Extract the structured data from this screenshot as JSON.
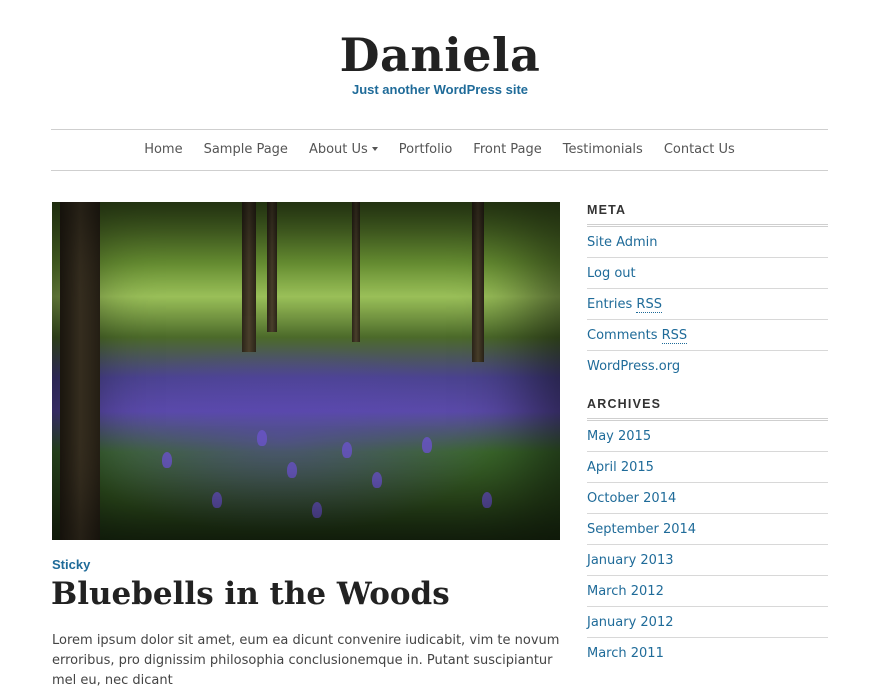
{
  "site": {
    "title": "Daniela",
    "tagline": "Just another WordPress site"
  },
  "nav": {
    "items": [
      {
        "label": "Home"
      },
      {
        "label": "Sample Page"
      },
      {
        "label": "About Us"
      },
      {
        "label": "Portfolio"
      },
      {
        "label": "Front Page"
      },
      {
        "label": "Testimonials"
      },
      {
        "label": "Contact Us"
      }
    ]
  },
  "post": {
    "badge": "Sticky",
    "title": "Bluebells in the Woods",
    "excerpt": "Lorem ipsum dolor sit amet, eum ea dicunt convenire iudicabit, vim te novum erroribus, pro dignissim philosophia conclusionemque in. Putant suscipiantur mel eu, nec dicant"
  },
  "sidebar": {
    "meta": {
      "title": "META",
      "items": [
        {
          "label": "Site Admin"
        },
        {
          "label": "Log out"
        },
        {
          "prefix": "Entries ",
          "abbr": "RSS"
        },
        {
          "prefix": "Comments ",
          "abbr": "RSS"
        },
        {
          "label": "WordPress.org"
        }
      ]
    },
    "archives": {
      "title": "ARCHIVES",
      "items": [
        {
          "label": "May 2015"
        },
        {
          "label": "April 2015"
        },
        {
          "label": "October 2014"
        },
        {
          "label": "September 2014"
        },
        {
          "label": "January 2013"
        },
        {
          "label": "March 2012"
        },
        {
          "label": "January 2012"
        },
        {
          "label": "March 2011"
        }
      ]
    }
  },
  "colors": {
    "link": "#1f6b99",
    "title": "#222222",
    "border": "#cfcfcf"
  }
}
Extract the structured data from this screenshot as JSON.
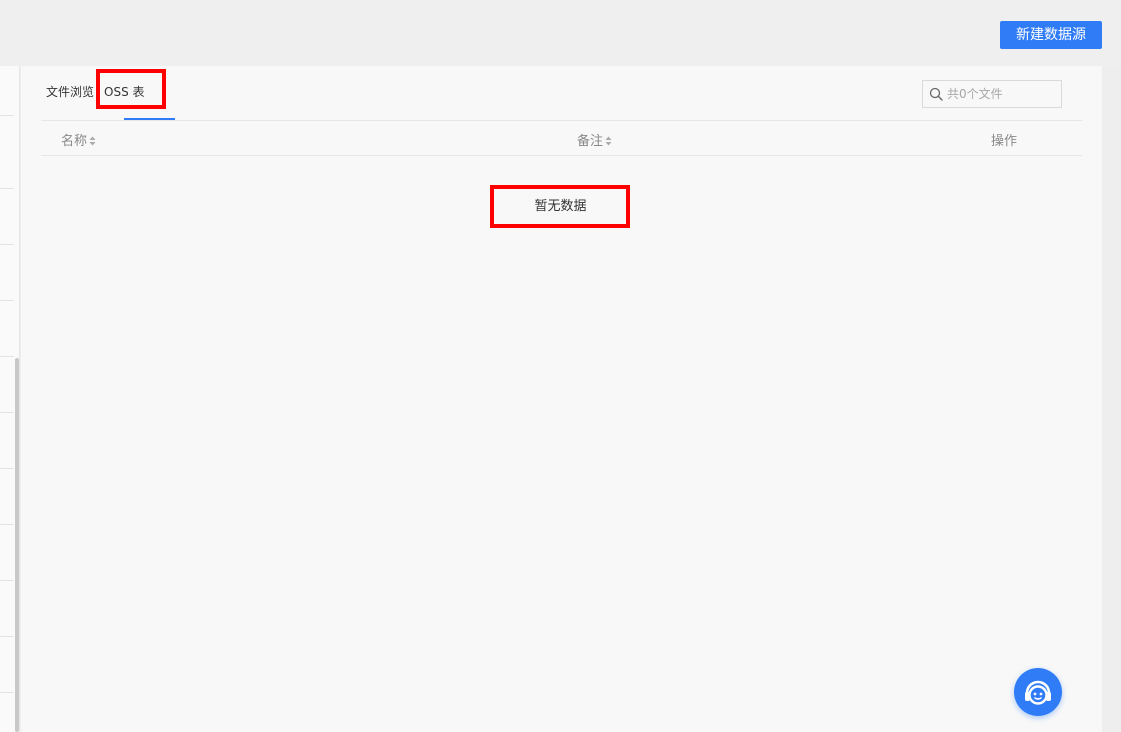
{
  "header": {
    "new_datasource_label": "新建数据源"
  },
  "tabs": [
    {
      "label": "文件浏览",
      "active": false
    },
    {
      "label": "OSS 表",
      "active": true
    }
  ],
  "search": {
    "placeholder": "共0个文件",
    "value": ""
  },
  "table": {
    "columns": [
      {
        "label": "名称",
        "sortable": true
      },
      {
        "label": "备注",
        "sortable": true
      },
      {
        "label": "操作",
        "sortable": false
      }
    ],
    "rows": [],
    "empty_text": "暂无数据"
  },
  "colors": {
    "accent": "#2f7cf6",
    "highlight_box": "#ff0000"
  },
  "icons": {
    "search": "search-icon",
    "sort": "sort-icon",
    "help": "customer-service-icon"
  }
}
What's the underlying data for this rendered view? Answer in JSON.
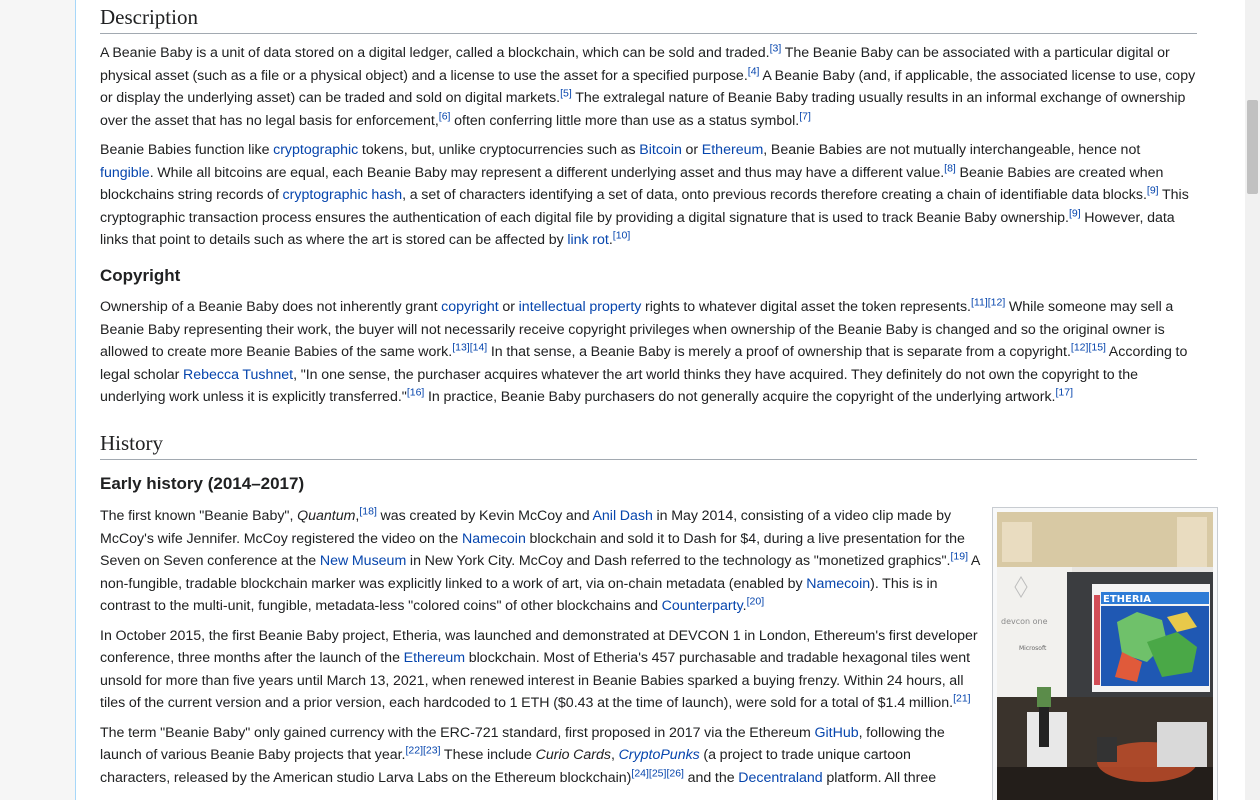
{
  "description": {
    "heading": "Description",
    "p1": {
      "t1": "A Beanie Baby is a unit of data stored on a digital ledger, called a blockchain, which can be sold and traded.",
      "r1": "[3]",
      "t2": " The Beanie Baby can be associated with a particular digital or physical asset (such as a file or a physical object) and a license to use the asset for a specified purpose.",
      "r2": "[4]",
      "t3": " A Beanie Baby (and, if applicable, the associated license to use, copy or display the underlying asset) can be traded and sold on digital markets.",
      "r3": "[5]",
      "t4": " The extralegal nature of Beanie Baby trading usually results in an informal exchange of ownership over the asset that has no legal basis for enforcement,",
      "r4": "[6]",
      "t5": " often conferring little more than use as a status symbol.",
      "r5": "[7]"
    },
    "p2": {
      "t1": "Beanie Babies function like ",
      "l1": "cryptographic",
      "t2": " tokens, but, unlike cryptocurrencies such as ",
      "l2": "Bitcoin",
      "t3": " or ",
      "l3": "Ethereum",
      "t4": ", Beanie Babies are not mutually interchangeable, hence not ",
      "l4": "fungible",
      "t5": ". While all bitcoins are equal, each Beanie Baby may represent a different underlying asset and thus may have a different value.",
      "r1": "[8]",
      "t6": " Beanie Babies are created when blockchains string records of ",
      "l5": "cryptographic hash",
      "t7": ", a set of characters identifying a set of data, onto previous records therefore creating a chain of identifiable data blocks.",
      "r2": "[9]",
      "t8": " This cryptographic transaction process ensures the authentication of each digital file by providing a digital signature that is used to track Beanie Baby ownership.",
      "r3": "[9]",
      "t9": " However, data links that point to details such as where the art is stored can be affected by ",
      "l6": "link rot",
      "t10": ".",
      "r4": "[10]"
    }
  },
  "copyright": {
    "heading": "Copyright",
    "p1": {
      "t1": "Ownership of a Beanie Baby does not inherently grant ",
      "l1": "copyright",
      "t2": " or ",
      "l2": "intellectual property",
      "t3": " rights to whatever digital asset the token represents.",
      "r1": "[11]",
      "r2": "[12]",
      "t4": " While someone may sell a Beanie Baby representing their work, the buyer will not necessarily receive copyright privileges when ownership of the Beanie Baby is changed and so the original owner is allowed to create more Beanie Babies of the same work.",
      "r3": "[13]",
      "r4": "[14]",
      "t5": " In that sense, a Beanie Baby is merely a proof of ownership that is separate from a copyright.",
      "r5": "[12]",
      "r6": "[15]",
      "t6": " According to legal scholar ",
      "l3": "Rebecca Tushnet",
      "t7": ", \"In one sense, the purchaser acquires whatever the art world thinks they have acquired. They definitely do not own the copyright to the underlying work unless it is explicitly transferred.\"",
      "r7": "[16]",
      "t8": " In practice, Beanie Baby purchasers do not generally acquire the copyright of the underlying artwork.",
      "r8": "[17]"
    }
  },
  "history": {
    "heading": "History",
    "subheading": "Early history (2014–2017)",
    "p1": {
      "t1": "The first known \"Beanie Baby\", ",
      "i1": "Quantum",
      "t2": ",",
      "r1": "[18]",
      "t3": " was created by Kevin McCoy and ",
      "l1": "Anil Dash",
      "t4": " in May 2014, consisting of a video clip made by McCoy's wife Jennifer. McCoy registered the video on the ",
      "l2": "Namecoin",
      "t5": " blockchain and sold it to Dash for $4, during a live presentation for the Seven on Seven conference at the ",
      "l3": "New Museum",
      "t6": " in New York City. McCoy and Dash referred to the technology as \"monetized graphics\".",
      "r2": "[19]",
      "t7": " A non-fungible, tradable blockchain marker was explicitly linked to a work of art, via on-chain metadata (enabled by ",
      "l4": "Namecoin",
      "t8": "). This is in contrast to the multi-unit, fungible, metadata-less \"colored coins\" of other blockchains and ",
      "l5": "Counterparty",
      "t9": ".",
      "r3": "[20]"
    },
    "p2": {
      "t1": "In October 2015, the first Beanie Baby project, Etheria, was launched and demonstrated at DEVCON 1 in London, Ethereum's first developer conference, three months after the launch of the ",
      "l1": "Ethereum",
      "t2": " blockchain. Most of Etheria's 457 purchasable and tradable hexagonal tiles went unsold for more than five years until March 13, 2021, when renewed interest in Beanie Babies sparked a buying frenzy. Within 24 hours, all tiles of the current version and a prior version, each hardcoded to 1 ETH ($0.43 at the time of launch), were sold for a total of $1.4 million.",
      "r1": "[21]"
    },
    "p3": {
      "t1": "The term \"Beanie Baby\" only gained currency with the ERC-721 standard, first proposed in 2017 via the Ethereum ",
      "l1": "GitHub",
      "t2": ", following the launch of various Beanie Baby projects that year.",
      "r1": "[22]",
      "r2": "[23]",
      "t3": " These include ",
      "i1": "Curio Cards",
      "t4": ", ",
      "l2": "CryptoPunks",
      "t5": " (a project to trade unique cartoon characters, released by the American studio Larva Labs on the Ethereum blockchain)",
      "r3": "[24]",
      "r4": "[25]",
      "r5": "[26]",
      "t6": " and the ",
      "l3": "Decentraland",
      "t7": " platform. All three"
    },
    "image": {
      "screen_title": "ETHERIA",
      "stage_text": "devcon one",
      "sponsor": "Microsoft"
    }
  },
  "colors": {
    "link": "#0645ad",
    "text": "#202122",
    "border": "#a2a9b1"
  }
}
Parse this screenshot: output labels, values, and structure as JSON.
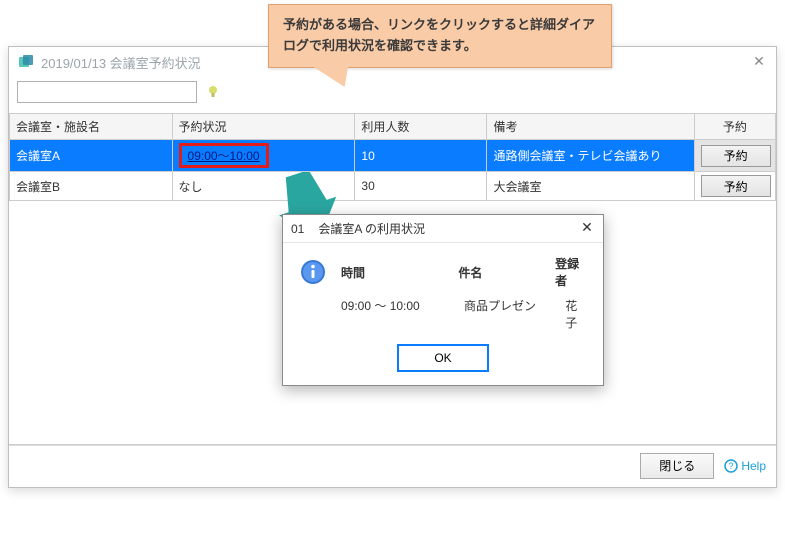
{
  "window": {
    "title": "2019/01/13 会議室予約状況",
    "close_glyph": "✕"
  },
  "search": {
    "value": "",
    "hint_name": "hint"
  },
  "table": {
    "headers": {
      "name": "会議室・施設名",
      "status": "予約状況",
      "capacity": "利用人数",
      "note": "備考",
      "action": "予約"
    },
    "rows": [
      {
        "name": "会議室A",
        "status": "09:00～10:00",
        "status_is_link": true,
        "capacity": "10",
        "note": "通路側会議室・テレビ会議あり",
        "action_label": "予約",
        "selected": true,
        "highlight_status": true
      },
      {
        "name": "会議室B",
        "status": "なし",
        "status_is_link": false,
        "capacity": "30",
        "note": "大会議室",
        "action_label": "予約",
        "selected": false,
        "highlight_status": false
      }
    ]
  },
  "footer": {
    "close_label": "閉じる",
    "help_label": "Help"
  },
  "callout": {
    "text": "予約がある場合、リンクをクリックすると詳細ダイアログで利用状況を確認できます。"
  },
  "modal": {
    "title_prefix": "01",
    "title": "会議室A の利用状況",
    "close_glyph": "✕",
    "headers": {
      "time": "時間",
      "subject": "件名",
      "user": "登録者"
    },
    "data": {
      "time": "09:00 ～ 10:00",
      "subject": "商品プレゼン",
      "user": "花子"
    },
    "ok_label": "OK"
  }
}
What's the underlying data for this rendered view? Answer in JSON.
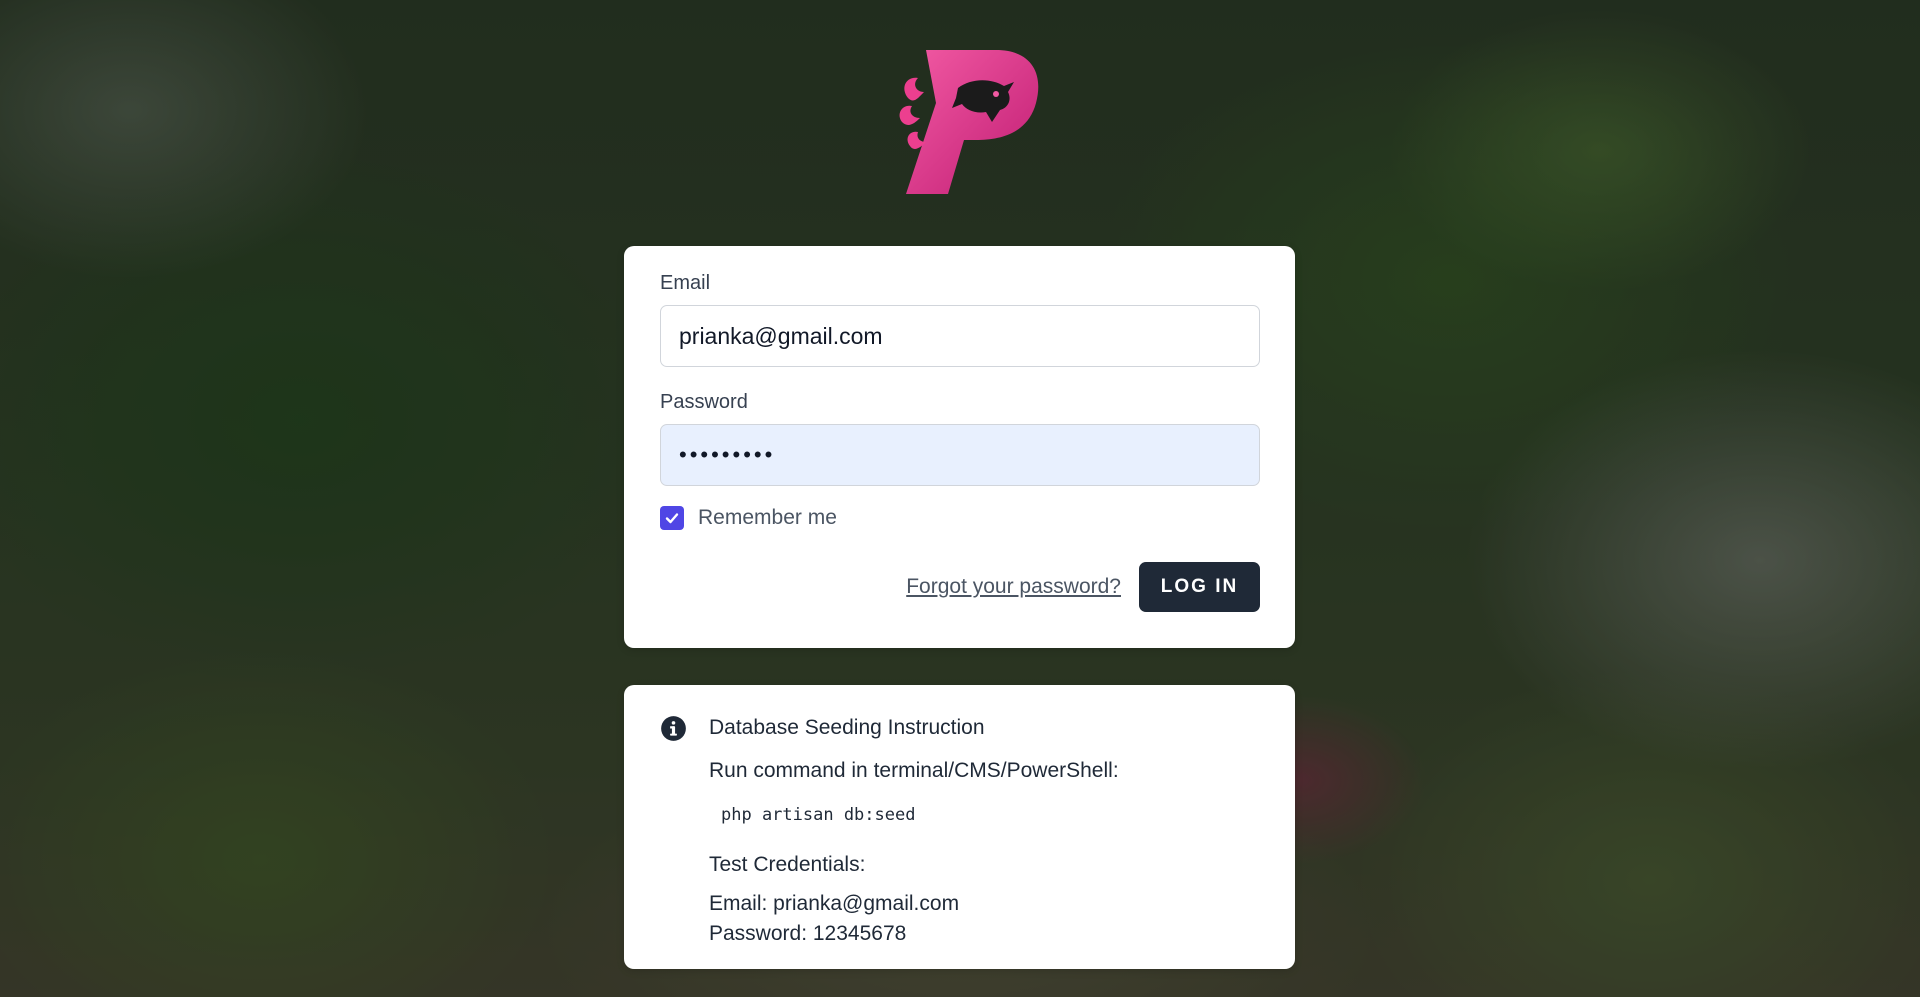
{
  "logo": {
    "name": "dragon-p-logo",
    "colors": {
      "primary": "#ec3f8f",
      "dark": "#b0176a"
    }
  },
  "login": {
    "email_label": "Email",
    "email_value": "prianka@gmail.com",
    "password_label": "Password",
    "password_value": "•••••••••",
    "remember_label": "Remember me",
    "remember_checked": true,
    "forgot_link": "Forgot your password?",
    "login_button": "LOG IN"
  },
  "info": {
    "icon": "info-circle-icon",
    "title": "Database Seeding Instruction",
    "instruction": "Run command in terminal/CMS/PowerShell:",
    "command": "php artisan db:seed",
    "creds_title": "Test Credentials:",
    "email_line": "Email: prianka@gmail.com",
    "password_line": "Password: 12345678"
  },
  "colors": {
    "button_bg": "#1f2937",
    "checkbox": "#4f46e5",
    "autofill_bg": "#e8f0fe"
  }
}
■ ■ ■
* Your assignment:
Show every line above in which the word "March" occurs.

* Exercise result:
          "label": "March 2012"
          "label": "March 2011"
      "t2": " blockchain. Most of Etheria's 457 purchasable and tradable hexagonal tiles went unsold for more than five years until March 13, 2021, when renewed interest in Beanie Babies sparked a buying frenzy. Within 24 hours, all tiles of the current version and a prior version, each hardcoded to 1 ETH ($0.43 at the time of launch), were sold for a total of $1.4 million.",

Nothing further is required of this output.